This period is crucial for personal development, and Montessori addresses this by supporting the students’ emotional and social growth. The curriculum is tailored to help adolescents understand their own identities and place in the world. Teachers serve as mentors and guides rather than direct instructors, facilitating discussions and projects that help students explore their interests deeply and thoughtfully.


Montessori education offers a distinctive and effective approach across different developmental stages, nurturing independence, curiosity, and a strong sense of personal and social responsibility. From the sensorial explorations of infants and toddlers to the complex intellectual challenges faced by adolescents, Montessori prepares learners not just for school but for life.

Each stage is carefully designed to meet the evolving needs of students as they grow, ensuring that they are not only learning necessary academic skills but are also developing as whole individuals. This holistic approach is perhaps what makes Montessori a compelling choice for many families seeking an educational path that respects and enhances their child’s natural development.

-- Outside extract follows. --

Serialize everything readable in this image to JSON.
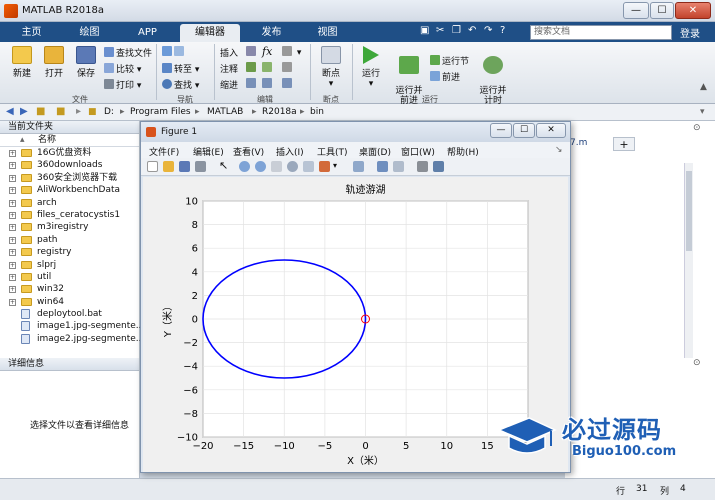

Whether you are a parent looking into educational options for your child or an educator considering incorporating Montessori methods into your teaching practice, visiting a Montessori school and seeing these principles in action can provide valuable insights and inspire ways to nurture a love of learning in all children.